*** Information provided Section Begins ***

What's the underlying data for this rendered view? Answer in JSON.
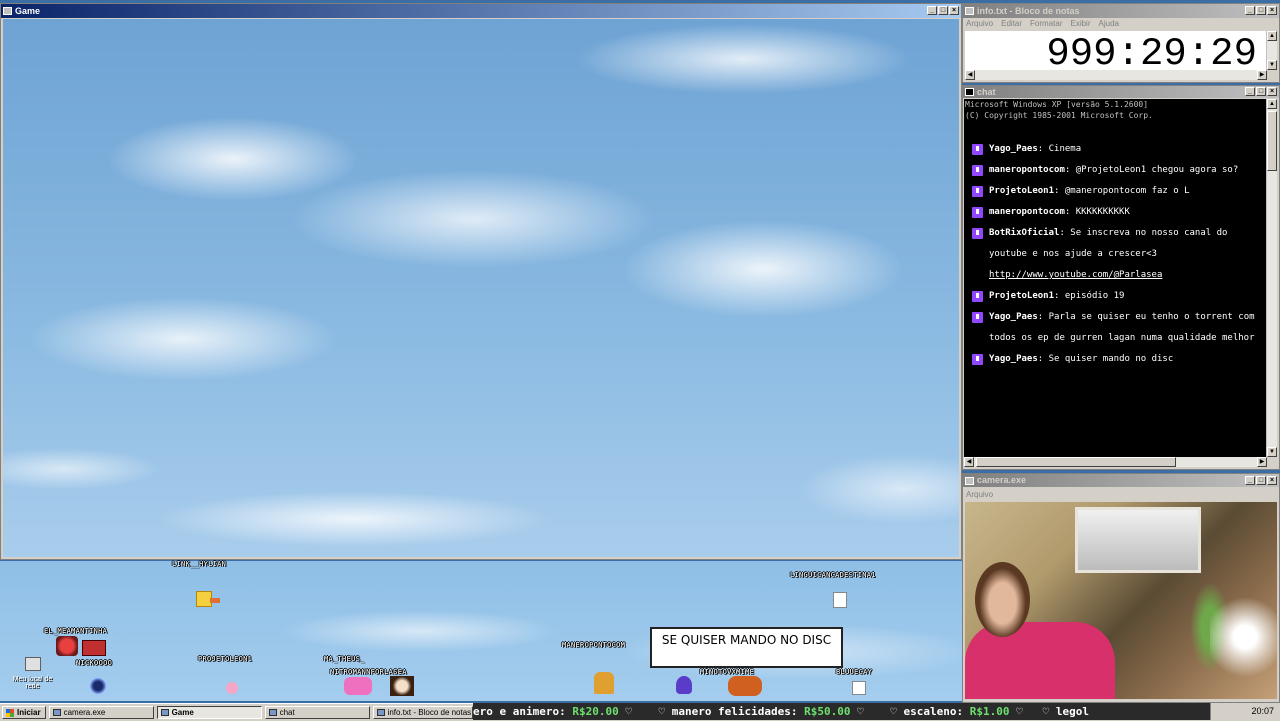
{
  "game_window": {
    "title": "Game"
  },
  "overlay": {
    "players": [
      {
        "name": "LINK__HYLIAN"
      },
      {
        "name": "EL_MEAMANTINHA"
      },
      {
        "name": "NICKOOOO"
      },
      {
        "name": "PROJETOLEON1"
      },
      {
        "name": "MA_THEUS_"
      },
      {
        "name": "NITROMANNFORLASEA"
      },
      {
        "name": "MANEROPONTOCOM"
      },
      {
        "name": "MINOTOVXMIME"
      },
      {
        "name": "BLUUECAY"
      },
      {
        "name": "LINGUICANCADESTINA1"
      }
    ],
    "speech_bubble": "SE QUISER MANDO NO DISC",
    "desktop_icon_label": "Meu local de rede"
  },
  "notepad": {
    "title": "info.txt - Bloco de notas",
    "menu": [
      "Arquivo",
      "Editar",
      "Formatar",
      "Exibir",
      "Ajuda"
    ],
    "content": "999:29:29"
  },
  "chat": {
    "title": "chat",
    "header_lines": [
      "Microsoft Windows XP [versão 5.1.2600]",
      "(C) Copyright 1985-2001 Microsoft Corp."
    ],
    "messages": [
      {
        "user": "Yago_Paes",
        "text": "Cinema"
      },
      {
        "user": "maneropontocom",
        "text": "@ProjetoLeon1 chegou agora so?"
      },
      {
        "user": "ProjetoLeon1",
        "text": "@maneropontocom faz o L"
      },
      {
        "user": "maneropontocom",
        "text": "KKKKKKKKKK"
      },
      {
        "user": "BotRixOficial",
        "text": "Se inscreva no nosso canal do youtube e nos ajude a crescer<3",
        "link": "http://www.youtube.com/@Parlasea"
      },
      {
        "user": "ProjetoLeon1",
        "text": "episódio 19"
      },
      {
        "user": "Yago_Paes",
        "text": "Parla se quiser eu tenho o torrent com todos os ep de gurren lagan numa qualidade melhor"
      },
      {
        "user": "Yago_Paes",
        "text": "Se quiser mando no disc"
      }
    ],
    "badge_color": "#9146ff"
  },
  "camera": {
    "title": "camera.exe",
    "menu": [
      "Arquivo"
    ]
  },
  "taskbar": {
    "start_label": "Iniciar",
    "tasks": [
      {
        "label": "camera.exe"
      },
      {
        "label": "Game"
      },
      {
        "label": "chat"
      },
      {
        "label": "info.txt - Bloco de notas"
      }
    ],
    "ticker": [
      {
        "text": "ero e animero: ",
        "amount": "R$20.00"
      },
      {
        "text": "manero felicidades: ",
        "amount": "R$50.00"
      },
      {
        "text": "escaleno: ",
        "amount": "R$1.00"
      },
      {
        "text": "legol",
        "amount": ""
      }
    ],
    "clock": "20:07"
  }
}
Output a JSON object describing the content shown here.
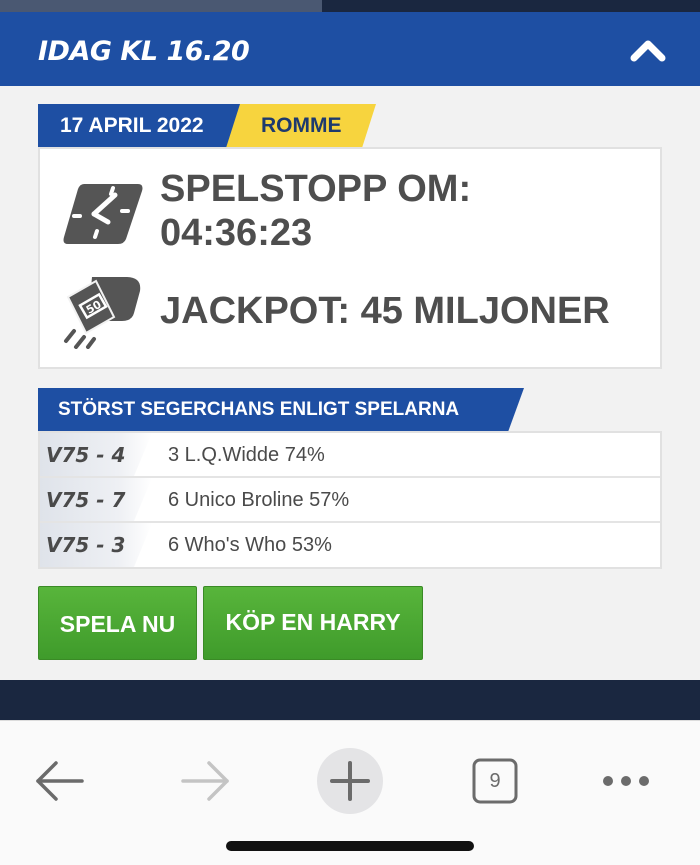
{
  "header": {
    "title": "IDAG KL 16.20",
    "collapse_icon": "chevron-up-icon"
  },
  "race": {
    "date": "17 APRIL 2022",
    "track": "ROMME"
  },
  "info": {
    "spelstopp": "SPELSTOPP OM: 04:36:23",
    "spelstopp_icon": "clock-icon",
    "jackpot": "JACKPOT: 45 MILJONER",
    "jackpot_icon": "money-icon"
  },
  "picks": {
    "title": "STÖRST SEGERCHANS ENLIGT SPELARNA",
    "rows": [
      {
        "race": "V75 - 4",
        "pick": "3 L.Q.Widde 74%"
      },
      {
        "race": "V75 - 7",
        "pick": "6 Unico Broline 57%"
      },
      {
        "race": "V75 - 3",
        "pick": "6 Who's Who 53%"
      }
    ]
  },
  "actions": {
    "play": "SPELA NU",
    "harry": "KÖP EN HARRY"
  },
  "browser": {
    "back_icon": "back-arrow-icon",
    "forward_icon": "forward-arrow-icon",
    "new_tab_icon": "plus-icon",
    "tab_count": "9",
    "menu_icon": "more-dots-icon"
  },
  "colors": {
    "brand_blue": "#1e4fa3",
    "accent_yellow": "#f7d43e",
    "button_green": "#4caa34",
    "dark_navy": "#1a2740"
  }
}
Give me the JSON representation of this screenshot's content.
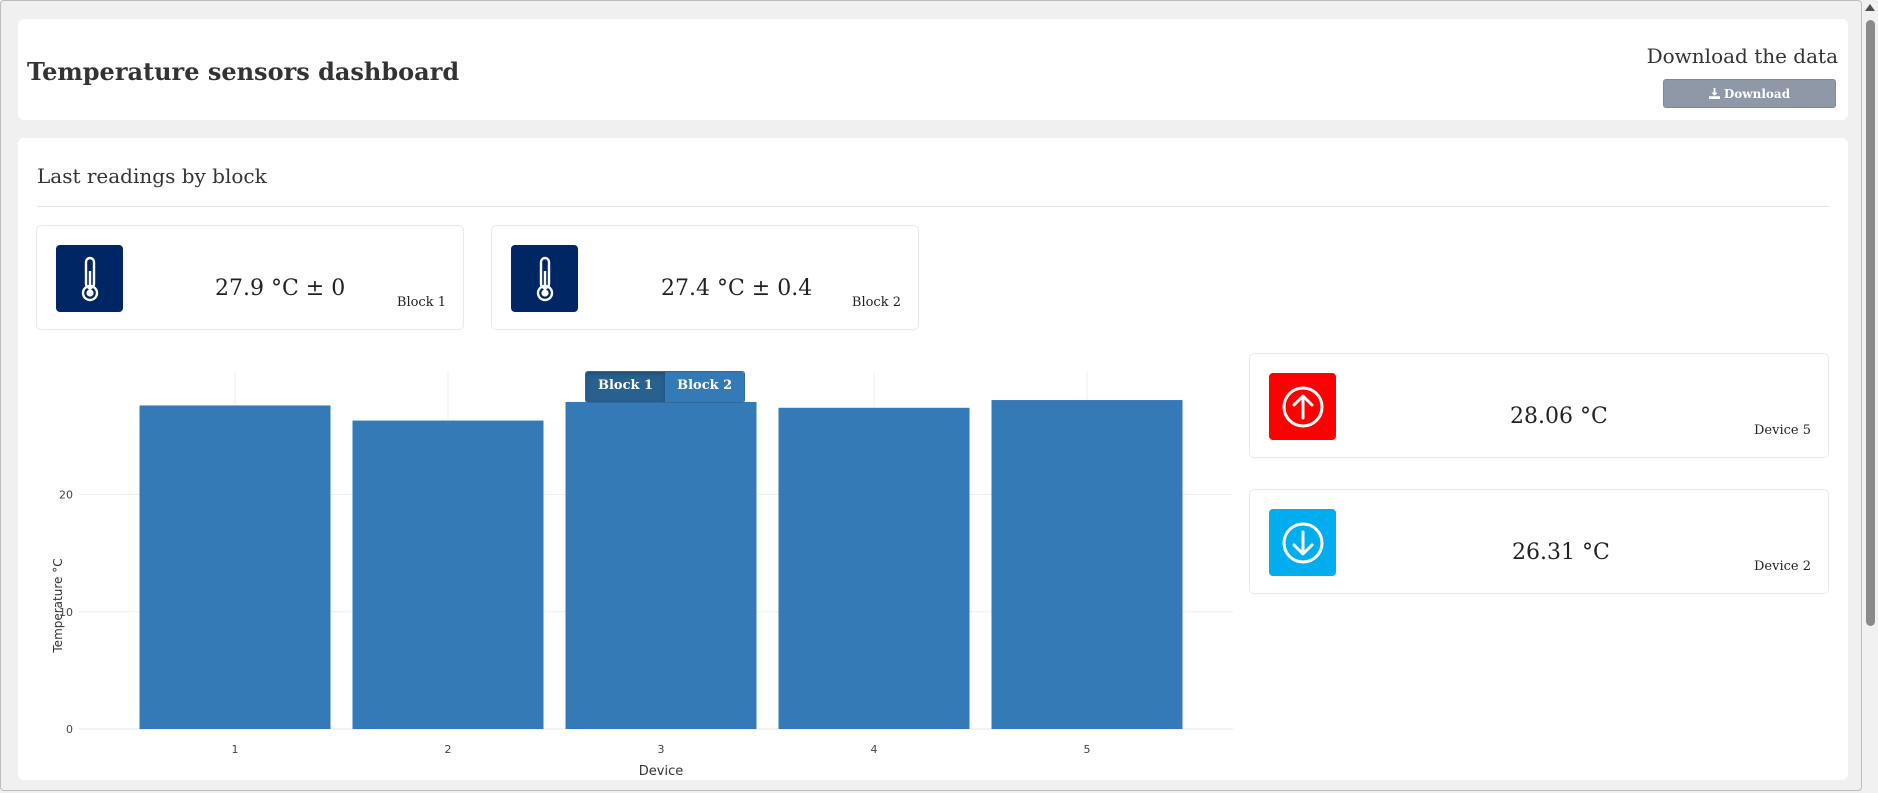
{
  "header": {
    "title": "Temperature sensors dashboard",
    "download_title": "Download the data",
    "download_label": "Download"
  },
  "section": {
    "title": "Last readings by block"
  },
  "blocks": [
    {
      "value": "27.9 °C ± 0",
      "label": "Block 1",
      "icon": "thermometer-icon",
      "color": "#002664"
    },
    {
      "value": "27.4 °C ± 0.4",
      "label": "Block 2",
      "icon": "thermometer-icon",
      "color": "#002664"
    }
  ],
  "extremes": [
    {
      "value": "28.06 °C",
      "label": "Device 5",
      "icon": "arrow-up-circle-icon",
      "color": "#ff0000"
    },
    {
      "value": "26.31 °C",
      "label": "Device 2",
      "icon": "arrow-down-circle-icon",
      "color": "#00aef0"
    }
  ],
  "toggle": {
    "options": [
      "Block 1",
      "Block 2"
    ],
    "selected": "Block 1"
  },
  "chart_data": {
    "type": "bar",
    "categories": [
      "1",
      "2",
      "3",
      "4",
      "5"
    ],
    "values": [
      27.6,
      26.31,
      27.9,
      27.4,
      28.06
    ],
    "xlabel": "Device",
    "ylabel": "Temperature °C",
    "ylim": [
      0,
      29.6
    ],
    "yticks": [
      0,
      10,
      20
    ],
    "grid": true,
    "bar_color": "#337ab7"
  }
}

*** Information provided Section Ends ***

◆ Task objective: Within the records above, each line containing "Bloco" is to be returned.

◆ Response to this exercise:
    "title": "info.txt - Bloco de notas",
        "label": "info.txt - Bloco de notas"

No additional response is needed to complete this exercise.